Saturday, December 07, 2013

The KPI Legacy of Nelson Mandela

Nelson Mandela passed away this week.  He was one of the most revered statesmen the world has produced in my lifetime.  His evolution from a radical activist to a master of reconciliation was remarkable.  Historians will debate his legacy for years.  I would like to explore one aspect of his legacy right now.  His stewardship of South Africa's transition from an apartheid regime to full democracy should presumably have benefited South Africans of all races.  We can measure the success of this transition with publicly available statistics on governance, economic conditions, and quality of life.  These key performance indicators (KPIs) will show us South Africa's progress.  Mr. Mandela was elected President of South Africa in 1994 and left office in 1999, so it makes sense to seek statistics for the period of his presidency and for the present day.

Transparency International tracks a Corruption Perception Index for every country in the world.  In 1995, the earliest year for which the index is available, South Africa's score was 5.62 (out of 10) with a rank of 21st least corrupt country among those sampled (out of 41 countries).  In 1999, South Africa's score was 5.0 (out of 10) with a rank of 34 (out of 99).  In 2013, South Africa's score was 42 (out of 100) with a rank of 72 (out of 175).  South Africa's corruption score thus slipped somewhat in absolute terms during President Mandela's term and continued to slide until the present day.  The good news is that South Africa surpasses the median compared to other countries.  It's worth noting that Transparency's scoring methodology has changed since the inauguration of the index and many more countries are now part of the survey.

The Heritage Foundation tracks an Index of Economic Freedom for every country in the world.  I used the "explore the data" option to find South Africa's figures for 1995, the earliest year available.  The country's overall score that year was 60.7 (out of 100), with no ranking available.  Their score in 1999 was 63.3 and in 2013 it is 61.8.  That's a slight improvement overall since the end of apartheid.  South Africa today ranks 74th out of 177 countries, clearly beating the median and putting it in Heritage's "Moderately Free" category.

The World Bank tracks a Logistics Performance Index, one of my favorite measures of how well a country is positioned to handle trade.  The earliest year for data is 2007 so we can't see any changes during Mr. Mandela's presidency.  In 2007, South Africa scored 3.53 (out of 5) and ranked 24th (out of 150).  In 2012, it scored 3.67 and ranked 23rd (out of 155).  This statistic alone tells us little about whether Mr. Mandela made the country's infrastructure more robust but South Africa clearly ranks quite high.  

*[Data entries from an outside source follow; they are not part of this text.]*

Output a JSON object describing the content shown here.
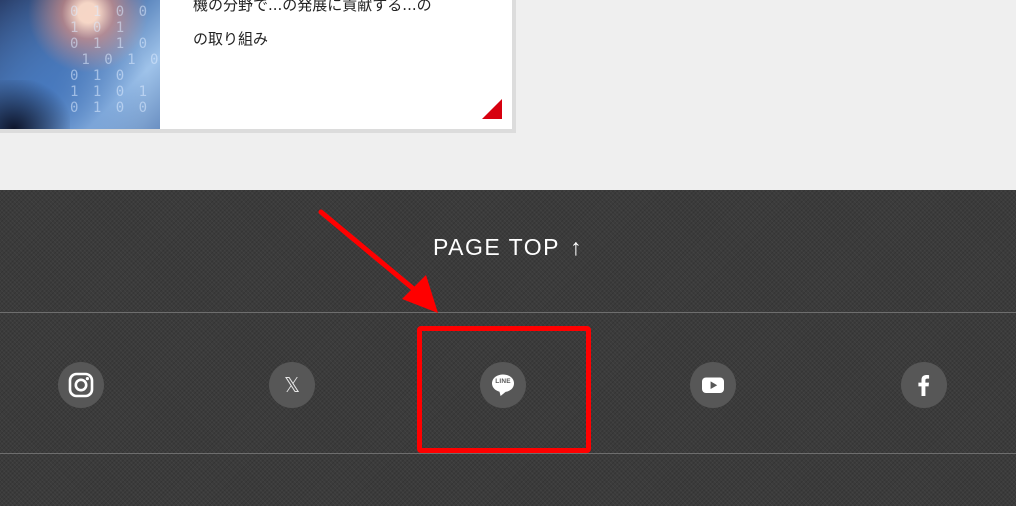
{
  "article_card": {
    "text_line1": "機の分野で...の発展に貢献する...の",
    "text_line2": "の取り組み",
    "thumb_digits": "0 1 0 0\n1 0 1\n0 1 1 0\n 1 0 1 0\n0 1 0\n1 1 0 1\n0 1 0 0",
    "accent_color": "#d7000f"
  },
  "footer": {
    "page_top_label": "PAGE TOP",
    "page_top_arrow": "↑",
    "social_links": [
      {
        "name": "Instagram",
        "icon": "instagram-icon"
      },
      {
        "name": "X",
        "icon": "x-icon",
        "glyph": "𝕏"
      },
      {
        "name": "LINE",
        "icon": "line-icon",
        "badge_text": "LINE"
      },
      {
        "name": "YouTube",
        "icon": "youtube-icon"
      },
      {
        "name": "Facebook",
        "icon": "facebook-icon"
      }
    ]
  },
  "annotation": {
    "color": "#ff0000",
    "target": "LINE"
  }
}
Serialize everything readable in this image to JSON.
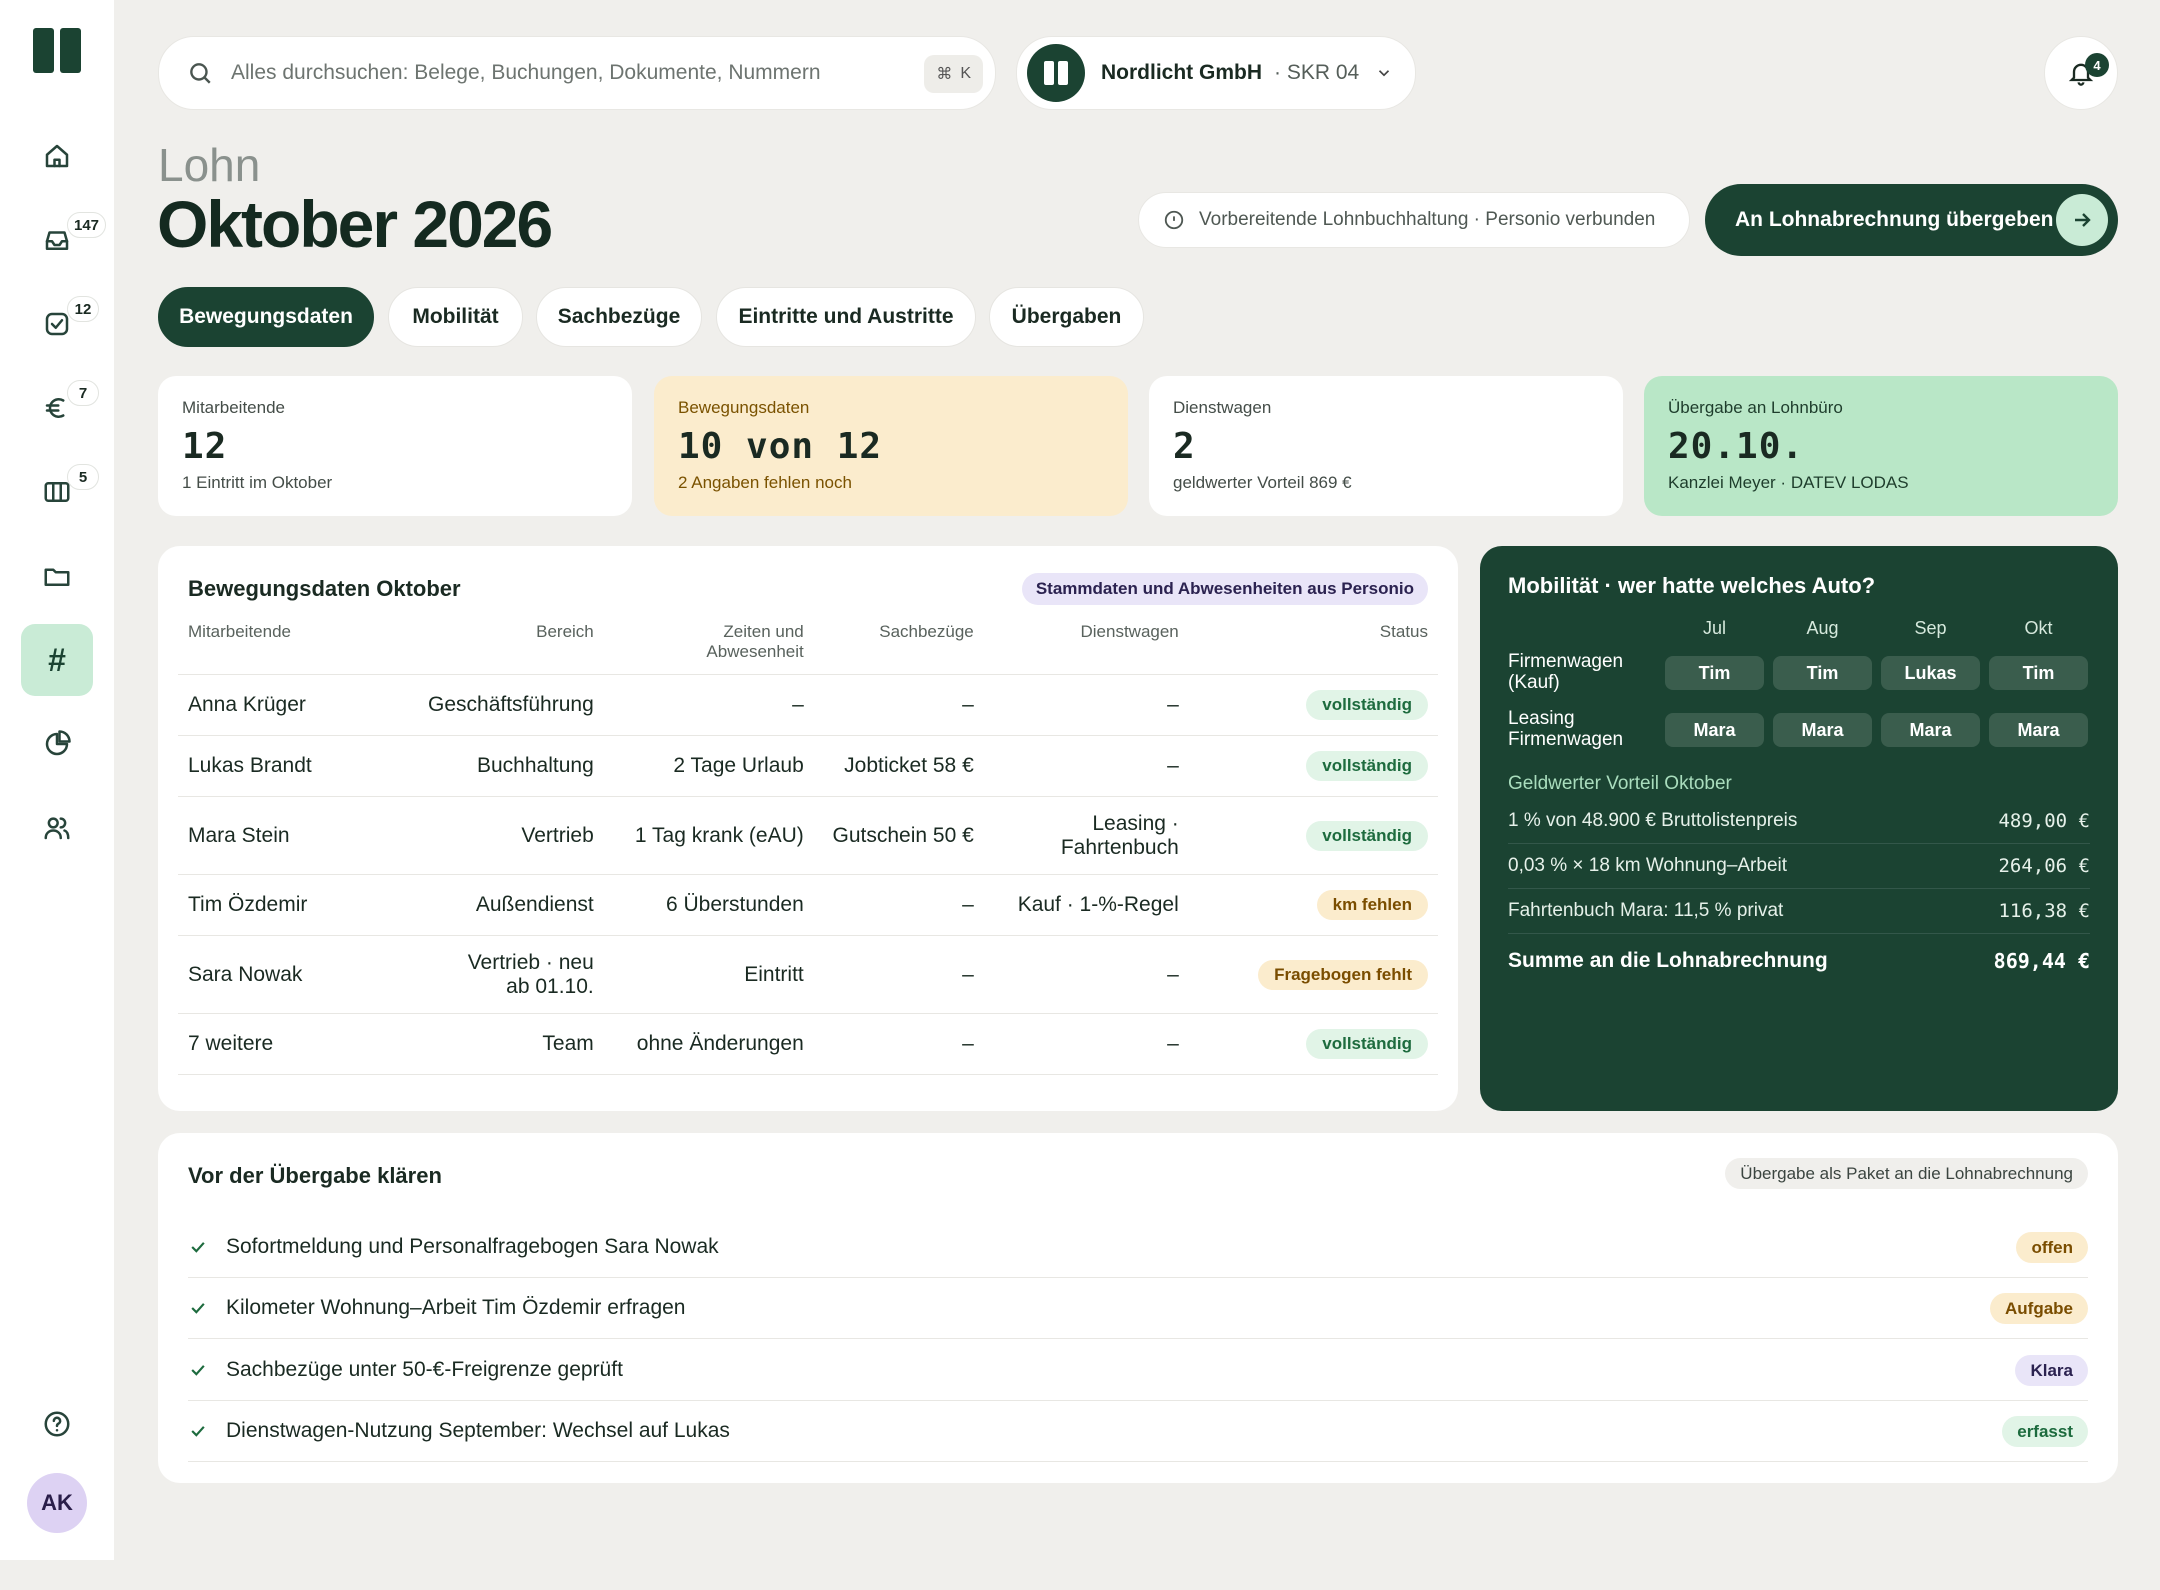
{
  "sidebar": {
    "badges": {
      "inbox": "147",
      "tasks": "12",
      "finance": "7",
      "columns": "5"
    },
    "avatar": "AK"
  },
  "search": {
    "placeholder": "Alles durchsuchen: Belege, Buchungen, Dokumente, Nummern",
    "shortcut_symbol": "⌘",
    "shortcut_key": "K"
  },
  "company": {
    "name": "Nordlicht GmbH",
    "chart": "· SKR 04"
  },
  "notifications": {
    "count": "4"
  },
  "page": {
    "breadcrumb": "Lohn",
    "title": "Oktober 2026"
  },
  "info": {
    "text": "Vorbereitende Lohnbuchhaltung · Personio verbunden"
  },
  "handover_button": {
    "label": "An Lohnabrechnung übergeben"
  },
  "tabs": [
    "Bewegungsdaten",
    "Mobilität",
    "Sachbezüge",
    "Eintritte und Austritte",
    "Übergaben"
  ],
  "cards": [
    {
      "label": "Mitarbeitende",
      "value": "12",
      "sub": "1 Eintritt im Oktober"
    },
    {
      "label": "Bewegungsdaten",
      "value": "10 von 12",
      "sub": "2 Angaben fehlen noch"
    },
    {
      "label": "Dienstwagen",
      "value": "2",
      "sub": "geldwerter Vorteil 869 €"
    },
    {
      "label": "Übergabe an Lohnbüro",
      "value": "20.10.",
      "sub": "Kanzlei Meyer · DATEV LODAS"
    }
  ],
  "movement": {
    "title": "Bewegungsdaten Oktober",
    "source_tag": "Stammdaten und Abwesenheiten aus Personio",
    "columns": [
      "Mitarbeitende",
      "Bereich",
      "Zeiten und Abwesenheit",
      "Sachbezüge",
      "Dienstwagen",
      "Status"
    ],
    "rows": [
      [
        "Anna Krüger",
        "Geschäftsführung",
        "–",
        "–",
        "–",
        "vollständig"
      ],
      [
        "Lukas Brandt",
        "Buchhaltung",
        "2 Tage Urlaub",
        "Jobticket 58 €",
        "–",
        "vollständig"
      ],
      [
        "Mara Stein",
        "Vertrieb",
        "1 Tag krank (eAU)",
        "Gutschein 50 €",
        "Leasing · Fahrtenbuch",
        "vollständig"
      ],
      [
        "Tim Özdemir",
        "Außendienst",
        "6 Überstunden",
        "–",
        "Kauf · 1-%-Regel",
        "km fehlen"
      ],
      [
        "Sara Nowak",
        "Vertrieb · neu ab 01.10.",
        "Eintritt",
        "–",
        "–",
        "Fragebogen fehlt"
      ],
      [
        "7 weitere",
        "Team",
        "ohne Änderungen",
        "–",
        "–",
        "vollständig"
      ]
    ]
  },
  "mobility": {
    "title": "Mobilität · wer hatte welches Auto?",
    "months": [
      "Jul",
      "Aug",
      "Sep",
      "Okt"
    ],
    "cars": [
      {
        "label": "Firmenwagen (Kauf)",
        "drivers": [
          "Tim",
          "Tim",
          "Lukas",
          "Tim"
        ]
      },
      {
        "label": "Leasing Firmenwagen",
        "drivers": [
          "Mara",
          "Mara",
          "Mara",
          "Mara"
        ]
      }
    ],
    "benefit_title": "Geldwerter Vorteil Oktober",
    "benefits": [
      {
        "label": "1 % von 48.900 € Bruttolistenpreis",
        "amount": "489,00 €"
      },
      {
        "label": "0,03 % × 18 km Wohnung–Arbeit",
        "amount": "264,06 €"
      },
      {
        "label": "Fahrtenbuch Mara: 11,5 % privat",
        "amount": "116,38 €"
      }
    ],
    "sum_label": "Summe an die Lohnabrechnung",
    "sum_amount": "869,44 €"
  },
  "clarify": {
    "title": "Vor der Übergabe klären",
    "package_tag": "Übergabe als Paket an die Lohnabrechnung",
    "items": [
      {
        "text": "Sofortmeldung und Personalfragebogen Sara Nowak",
        "tag": "offen"
      },
      {
        "text": "Kilometer Wohnung–Arbeit Tim Özdemir erfragen",
        "tag": "Aufgabe"
      },
      {
        "text": "Sachbezüge unter 50-€-Freigrenze geprüft",
        "tag": "Klara"
      },
      {
        "text": "Dienstwagen-Nutzung September: Wechsel auf Lukas",
        "tag": "erfasst"
      }
    ]
  },
  "colors": {
    "brand": "#1b4332",
    "accent_light": "#c9ebd6",
    "warn_bg": "#fbeccd",
    "ok_bg": "#b9e7c7"
  }
}
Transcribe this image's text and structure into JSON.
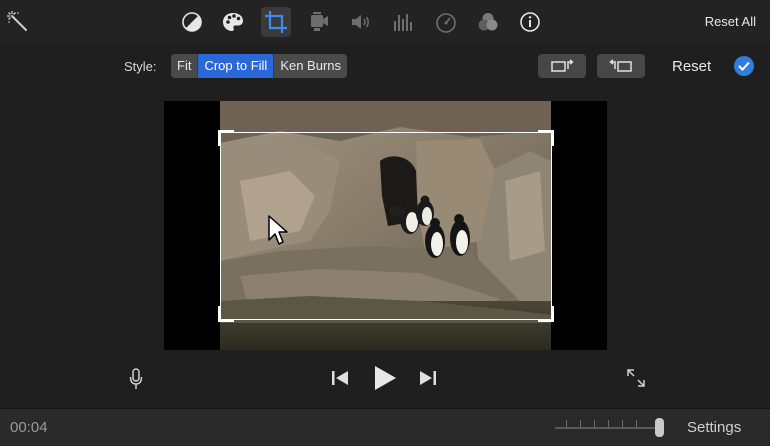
{
  "toolbar": {
    "tools": [
      {
        "name": "magic-wand-icon"
      },
      {
        "name": "color-balance-icon"
      },
      {
        "name": "color-palette-icon"
      },
      {
        "name": "crop-icon",
        "active": true
      },
      {
        "name": "stabilization-camera-icon"
      },
      {
        "name": "volume-icon"
      },
      {
        "name": "equalizer-icon"
      },
      {
        "name": "speed-gauge-icon"
      },
      {
        "name": "video-overlay-icon"
      },
      {
        "name": "info-icon"
      }
    ],
    "reset_all_label": "Reset All"
  },
  "style_row": {
    "style_label": "Style:",
    "options": [
      "Fit",
      "Crop to Fill",
      "Ken Burns"
    ],
    "selected": "Crop to Fill",
    "reset_label": "Reset"
  },
  "viewer": {
    "crop_active": true
  },
  "bottom_bar": {
    "timecode": "00:04",
    "settings_label": "Settings"
  },
  "colors": {
    "accent": "#2b67d6",
    "check": "#2f7de1",
    "background": "#1f1f1f"
  }
}
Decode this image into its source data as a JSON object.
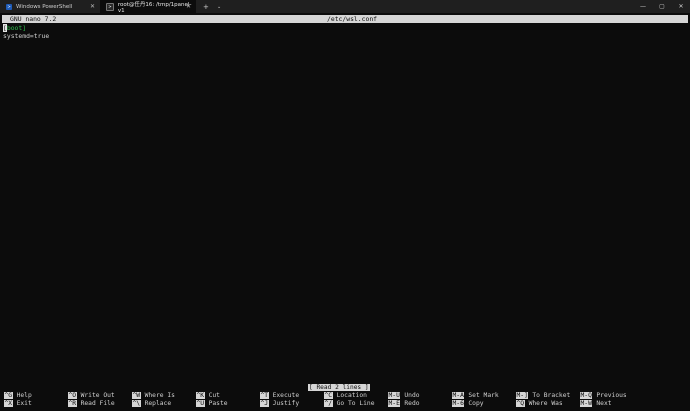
{
  "tabs": [
    {
      "label": "Windows PowerShell",
      "active": false
    },
    {
      "label": "root@任丹16: /tmp/1panel-v1",
      "active": true
    }
  ],
  "tab_actions": {
    "new_tab": "+",
    "dropdown": "⌄"
  },
  "window_controls": {
    "minimize": "—",
    "maximize": "▢",
    "close": "✕"
  },
  "nano": {
    "title_left": "GNU nano 7.2",
    "filename": "/etc/wsl.conf",
    "lines": [
      "[boot]",
      "systemd=true"
    ],
    "status": "[ Read 2 lines ]"
  },
  "shortcuts_row1": [
    {
      "key": "^G",
      "label": "Help"
    },
    {
      "key": "^O",
      "label": "Write Out"
    },
    {
      "key": "^W",
      "label": "Where Is"
    },
    {
      "key": "^K",
      "label": "Cut"
    },
    {
      "key": "^T",
      "label": "Execute"
    },
    {
      "key": "^C",
      "label": "Location"
    },
    {
      "key": "M-U",
      "label": "Undo"
    },
    {
      "key": "M-A",
      "label": "Set Mark"
    },
    {
      "key": "M-]",
      "label": "To Bracket"
    },
    {
      "key": "M-Q",
      "label": "Previous"
    }
  ],
  "shortcuts_row2": [
    {
      "key": "^X",
      "label": "Exit"
    },
    {
      "key": "^R",
      "label": "Read File"
    },
    {
      "key": "^\\",
      "label": "Replace"
    },
    {
      "key": "^U",
      "label": "Paste"
    },
    {
      "key": "^J",
      "label": "Justify"
    },
    {
      "key": "^/",
      "label": "Go To Line"
    },
    {
      "key": "M-E",
      "label": "Redo"
    },
    {
      "key": "M-6",
      "label": "Copy"
    },
    {
      "key": "^Q",
      "label": "Where Was"
    },
    {
      "key": "M-W",
      "label": "Next"
    }
  ],
  "colors": {
    "background": "#0c0c0c",
    "tabbar": "#1f1f1f",
    "inverse_bar": "#d6d6d6",
    "syntax_green": "#2fbf4d",
    "text": "#d0d0d0"
  }
}
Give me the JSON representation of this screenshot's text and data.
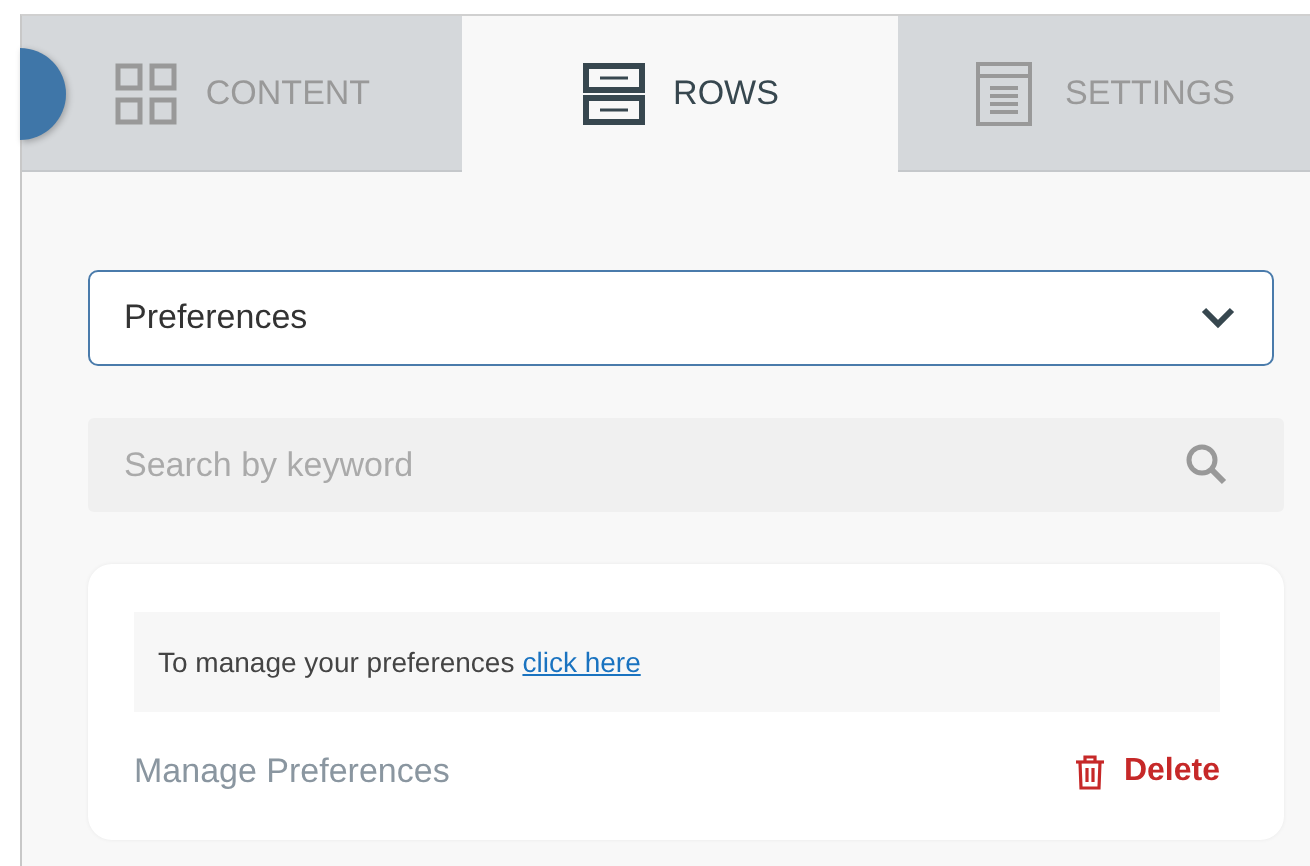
{
  "tabs": [
    {
      "label": "CONTENT",
      "selected": false
    },
    {
      "label": "ROWS",
      "selected": true
    },
    {
      "label": "SETTINGS",
      "selected": false
    }
  ],
  "row_select": {
    "value": "Preferences"
  },
  "search": {
    "placeholder": "Search by keyword"
  },
  "row_card": {
    "note": "To manage your preferences",
    "link": "click here",
    "name": "Manage Preferences",
    "delete_label": "Delete"
  }
}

The OECD maintains plenty of stats, including GDP, but the earliest data they have online is from 2007.  GDP is a very relevant measure of an economy's health.  We need stats from Mr. Mandela's era.  This 2006 academic paper from the University of Stellenbosch demonstrates that South Africa did experience modest improvements in economic growth since 1994.  CNN reports that South Africa has experienced enormous growth in its economy and middle class, even while severe inequality remains.  Consider that economic benefits were primarily available only to the white minority before the end of apartheid.  The salutary economic transformation since Mr. Mandela ended apartheid is praiseworthy.

The World Bank has additional data on South Africa from its World Development Indicators.  GNI per capita has risen since 1994 but life expectancy and school enrollment have fallen.  The UN Statistics Division data on South Africa shows strong economic growth since 2005; labor force participation has slightly declined; telephone and Internet use have skyrocketed.

This analysis is by no means an all-encompassing consideration of Mr. Mandela's effectiveness as a leader.  I would argue that his most important achievement was the turnaround of an ostracized country.  He rehabilitated what the business community would call a damaged brand and made it viable.  South Africa earned inclusion among the BRICS nations as a dynamic emerging economy.  Mr. Mandela took great care during his presidency to assure international investors that he would not nationalize South African industries or engage in wealth redistribution, and he held true to his word.  Using Big Data KPIs shows clear progress in many areas.  I would hire "Madiba" to save a troubled company.